Element data from apps and pages:

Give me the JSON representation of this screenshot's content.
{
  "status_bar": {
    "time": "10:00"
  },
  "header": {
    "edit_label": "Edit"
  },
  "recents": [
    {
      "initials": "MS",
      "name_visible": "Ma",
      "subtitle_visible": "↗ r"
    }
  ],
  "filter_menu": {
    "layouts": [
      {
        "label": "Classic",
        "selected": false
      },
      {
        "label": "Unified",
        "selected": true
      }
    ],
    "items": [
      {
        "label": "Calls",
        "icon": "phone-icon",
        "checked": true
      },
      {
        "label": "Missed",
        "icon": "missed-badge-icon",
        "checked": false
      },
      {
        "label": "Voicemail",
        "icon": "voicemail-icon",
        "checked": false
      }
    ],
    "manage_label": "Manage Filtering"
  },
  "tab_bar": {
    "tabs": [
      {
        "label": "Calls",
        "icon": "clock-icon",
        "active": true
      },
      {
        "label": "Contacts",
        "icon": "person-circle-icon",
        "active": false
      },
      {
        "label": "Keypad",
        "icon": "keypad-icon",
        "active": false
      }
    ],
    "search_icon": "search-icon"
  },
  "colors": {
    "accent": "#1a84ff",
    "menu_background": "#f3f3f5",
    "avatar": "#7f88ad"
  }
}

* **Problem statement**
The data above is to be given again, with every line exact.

* **Solution to this task**
Give me the JSON representation of this screenshot's content.
{
  "status_bar": {
    "time": "10:00"
  },
  "header": {
    "edit_label": "Edit"
  },
  "recents": [
    {
      "initials": "MS",
      "name_visible": "Ma",
      "subtitle_visible": "↗ r"
    }
  ],
  "filter_menu": {
    "layouts": [
      {
        "label": "Classic",
        "selected": false
      },
      {
        "label": "Unified",
        "selected": true
      }
    ],
    "items": [
      {
        "label": "Calls",
        "icon": "phone-icon",
        "checked": true
      },
      {
        "label": "Missed",
        "icon": "missed-badge-icon",
        "checked": false
      },
      {
        "label": "Voicemail",
        "icon": "voicemail-icon",
        "checked": false
      }
    ],
    "manage_label": "Manage Filtering"
  },
  "tab_bar": {
    "tabs": [
      {
        "label": "Calls",
        "icon": "clock-icon",
        "active": true
      },
      {
        "label": "Contacts",
        "icon": "person-circle-icon",
        "active": false
      },
      {
        "label": "Keypad",
        "icon": "keypad-icon",
        "active": false
      }
    ],
    "search_icon": "search-icon"
  },
  "colors": {
    "accent": "#1a84ff",
    "menu_background": "#f3f3f5",
    "avatar": "#7f88ad"
  }
}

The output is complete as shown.